The NantSA vaccine manufacturing campus at Brackengate, in Cape Town, could soon produce its first Covid-19 vaccine, says NantWorks founder and CEO Dr Patrick Soon-Shiong.
President Cyril Ramaphosa and Soon-Shiong on Wednesday officially opened the NantSA facility.
Billionaire Soon-Shiong was born in South Africa to Chinese immigrant parents. He qualified as a doctor at the University of the Witwatersrand and then moved during the Apartheid-era to the US where he subsequently built a medical and business empire.
NantWorks is a network of healthcare, biotech and artificial intelligence startups.
“We are moving at lighting speed. We hope that within the year, quite literally within the year, the first drug substance [active ingredient] will be produced in this facility,” said Soon-Shiong at the ribbon-cutting ceremony.
President Ramaphosa noted this was the first vaccine facility in Africa that would produce drug substances, as the other facilities in the country used imported drug substances, and then acted as fill-and-finish facilities.
“The demand we have been making with the World Trade Organisation is that we want those countries that have the capacity to manufacture the drug substance to transfer their technology so that we are able to manufacture the drug substance ourselves,” he noted.

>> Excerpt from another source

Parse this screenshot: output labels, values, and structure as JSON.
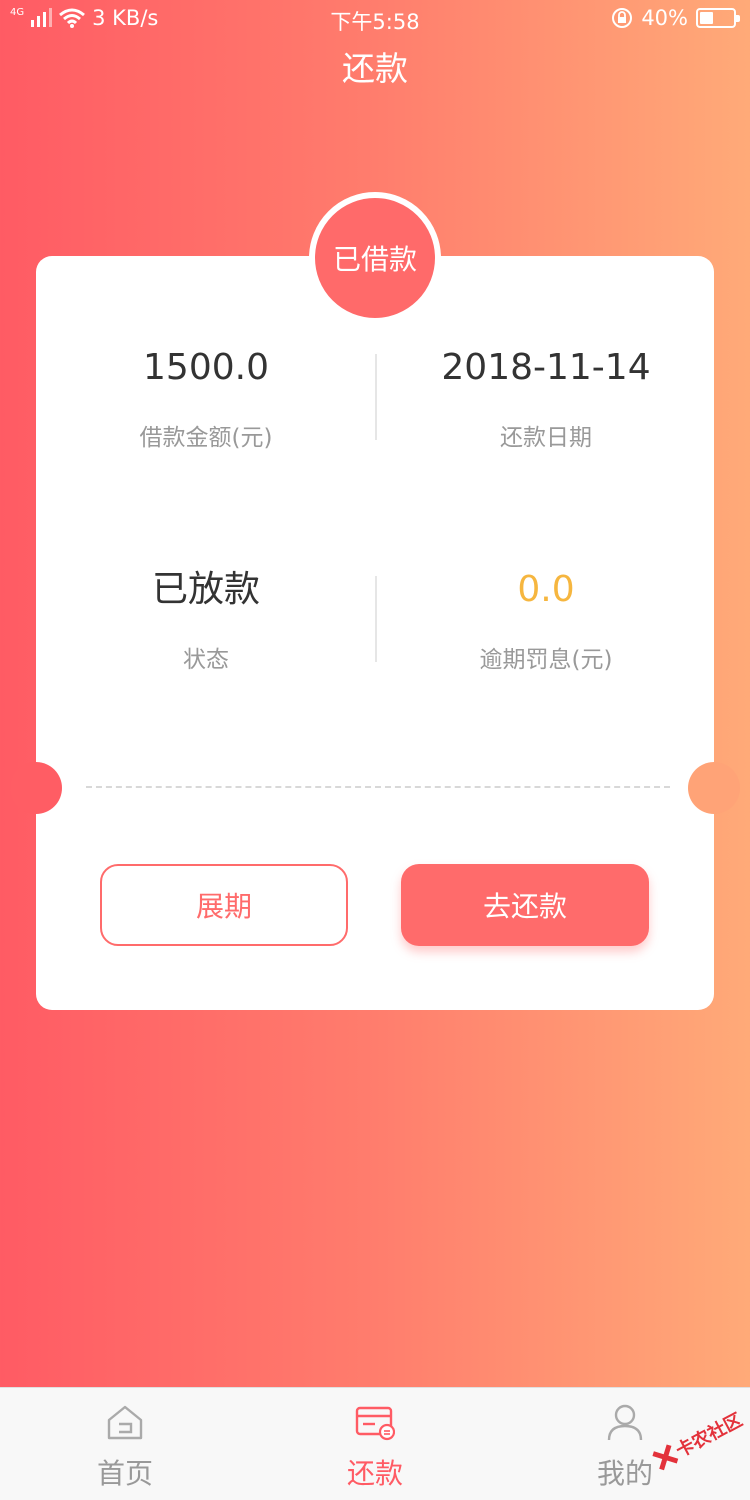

“This is where the real challenge is: We want to migrate from just fill-and-finish to manufacturing the drug substance ourselves.”
“This state-of-the-art vaccine manufacturing campus officially launching today is part of a broader initiative to propel Africa into the new era of health science,” added Ramaphosa.
“South Africa supports vaccine manufacturing to ensure we become self-sufficient as a continent; that we shed those colonial chains that have always bound us.
“Africa should not be last in line to receive vaccines against pandemics. Africa should no longer go cap in hand to the western world begging and begging for vaccines that they just want to drip off their tables,” he said.
The NantSA facility is part of a R4-billion-plus investment by Soon-Shiong and his family in South Africa, both on a business and philanthropic level.
The facility, set to employ between 400 and 600 people, would focus on a new generation of vaccines, explained Soon-Shiong. It was not an antibody-based vaccine, but a combination of an antibody and T-cell-based vaccine.
The ambition is to “kill the factory”, he noted.
Soon-Shiong said it was too early to become complacent about Covid-19, as concerns lingered around the virus, such as a scenario where the Omicron variant, which is 75% more infectious than the more deadly Delta variant, might combine with the Delta variant.
Trials for the proposed vaccine were still being conducted worldwide, including Australia and the US.
Other vaccines to be developed at the Cape Town facility might include ones against HIV, tuberculosis and various forms of cancer.
Other regions in Africa to which Soon-Shiong wanted to expand vaccine production included Ghana, Uganda and Botswana.